The social model of disability states that people are disabled by barriers in society. It helps to show that barriers make life more difficult for neurodiverse individuals. Removing these barriers can create equality and changes the way that people talk about disability. The social model of disability identifies that the problem is with society not with the disabled person themselves. For example, if in school a child with dyslexia can’t read off of the board because of the font that is being used, the problem lies with the teacher and school for not providing accommodations for the child. However, not everyone agrees with the social model of disability. How anyone wants to talk about their disability is up to them.

Barriers for neurodiversity in the workplace

Neurodiversity in the workplace is needed, but we first need to identify the barriers that neurodivergent individuals face.

Communication styles

There are certain fonts that are difficult for dyslexic people to read. This means that it’s important to identify the fonts that the dyslexic employee struggles with and make sure it’s not commonly used, or sent to the employee.

Office setting

Some neurodivergent people struggle with concentrating if they are distracted. These distractions vary from person to person and may include noise, movement, light, smells, etc. Making arrangements in the office may help overcome this. For example, they could benefit from working from a private room in the office, working from home, or any other space that presents fewer distractions and is more comfortable for them.

Additionally, some of these distractions can contribute to sensory overload. For those who are sensitive to light, it may be beneficial for them to work in a space that has natural lighting.
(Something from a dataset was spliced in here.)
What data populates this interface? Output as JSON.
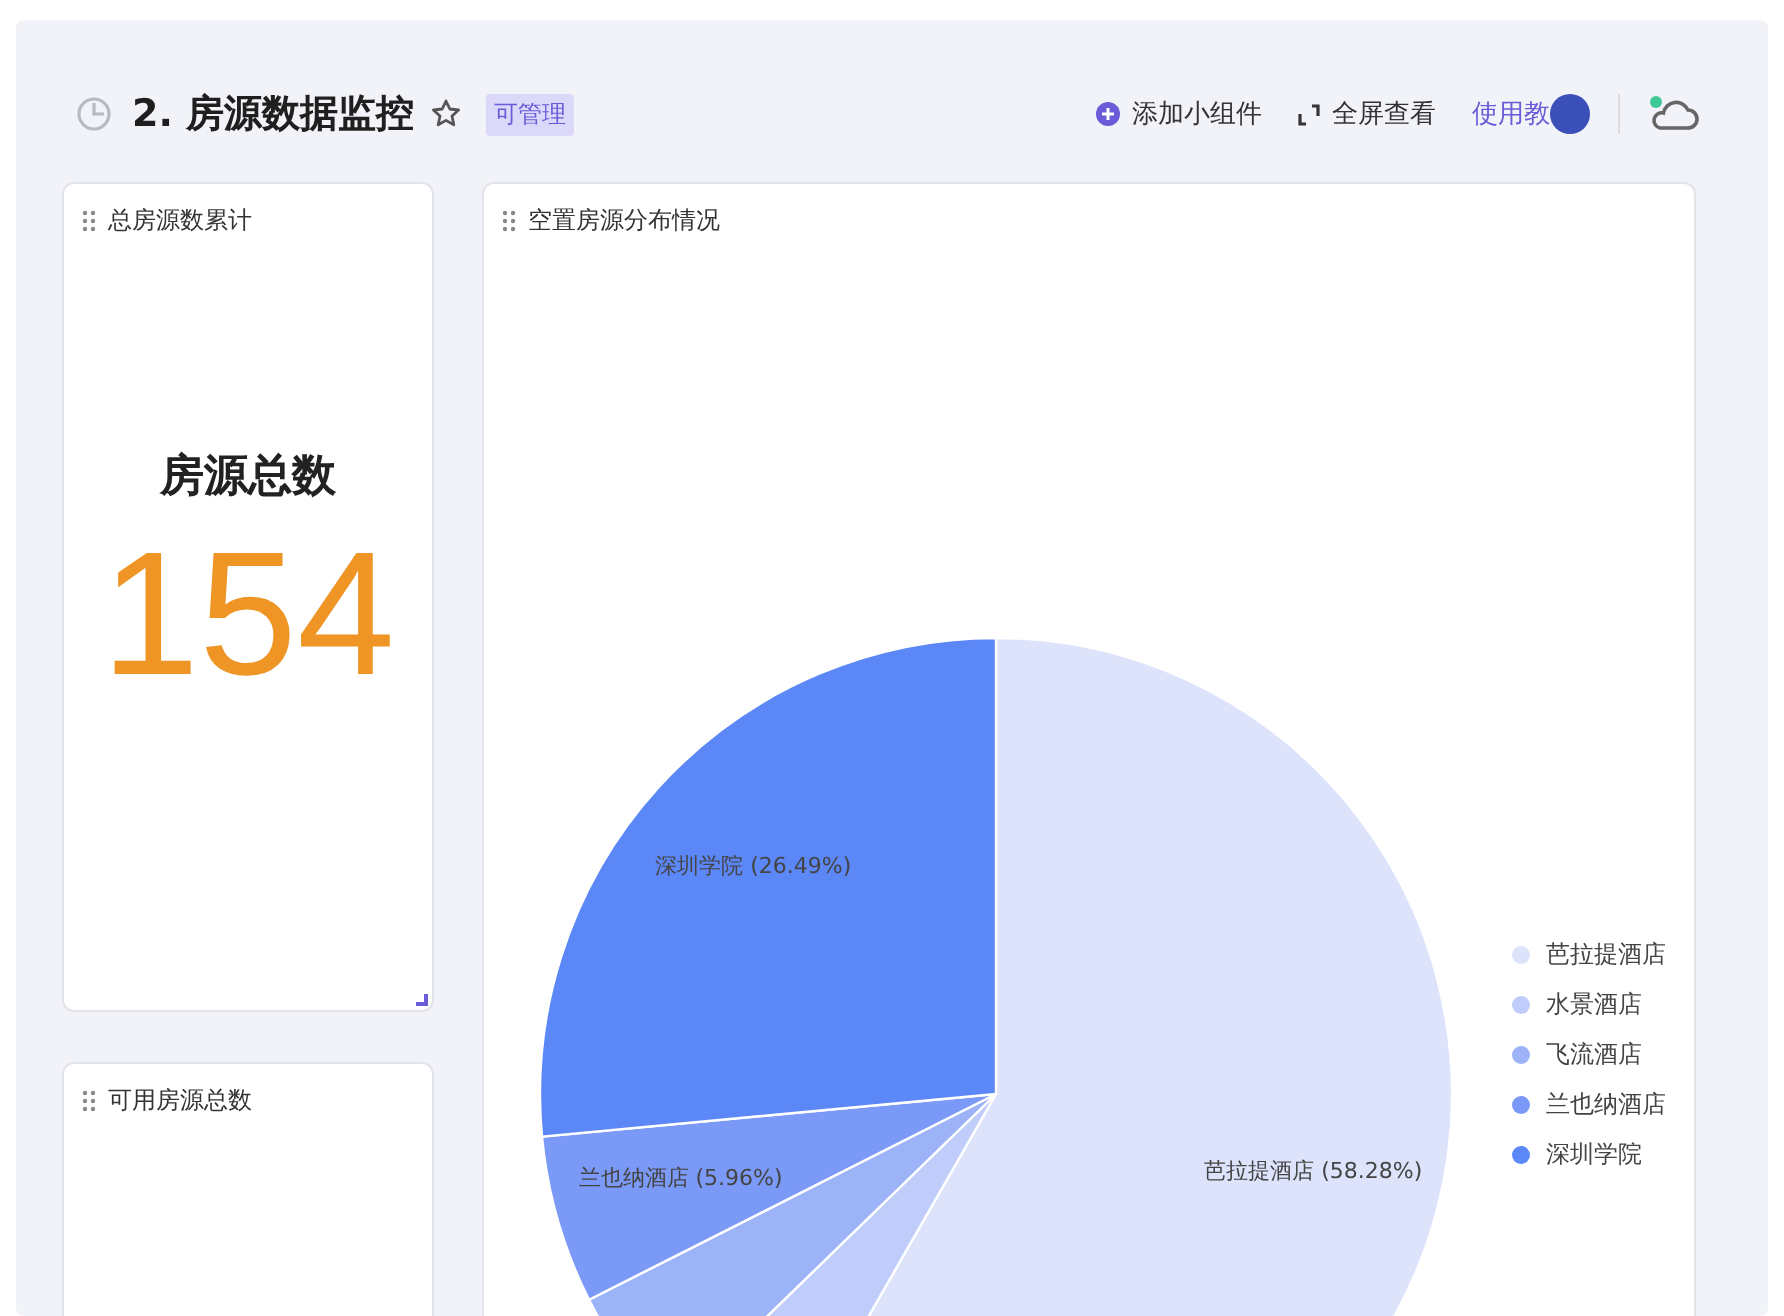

Moreover, to combat noise it may be helpful to supply noise-canceling headphones. Even wallpaper can cause over-stimulation for some, this could occur if it’s over-decorated.


Similar to office settings, computer screens can be quite distracting for some. They can also be too bright and lack applications to support neurodivergent employees. Similarly, desks may lack equipment/items that could help with personal organization which some may struggle with. This could include filing drawers, notepads, trays, organization apps, and more.


Breaks are important for both neurodivergent and neurotypical employees alike. However, some neurodivergent individuals may have a need for longer or shorter but more frequent breaks. For example, someone with ADHD may struggle working long hours and only have a single break which would cause their concentration levels to suffer.

Working practices

Some neurodivergent employees may have found ways to complete tasks that work for them, which may not work for a neurotypical employee. Therefore any changes expected to their working practices could massively deter them, causing stress. This is why it’s crucial to communicate with neurodivergent employees and find out if they have unique working practices so you get an idea of what to expect. Neurodivergent employees shouldn’t be expected to work the same way as neurotypical employees.

Lack of training on policies

A lack of understanding of the policies in place for neurodiversity in the workplace is a big barrier that affects neurodivergent individuals. If a neurodivergent employee is unaware of the policies that can support them, and what they are allowed to request from employers then that can be a barrier for them.

Final Thoughts

It’s clear that neurodivergent employees face different workplace barriers. Therefore, to ensure they have the support they need, it is important to discuss their barriers and requirements on an individual basis. This conversation can help nurture your relationship with the neurodivergent employee. Organizations greatly benefit from neurodiversity and in order to reap these benefits, leaders must ensure neurodiverse employees have their needs met to grow to their fullest potential.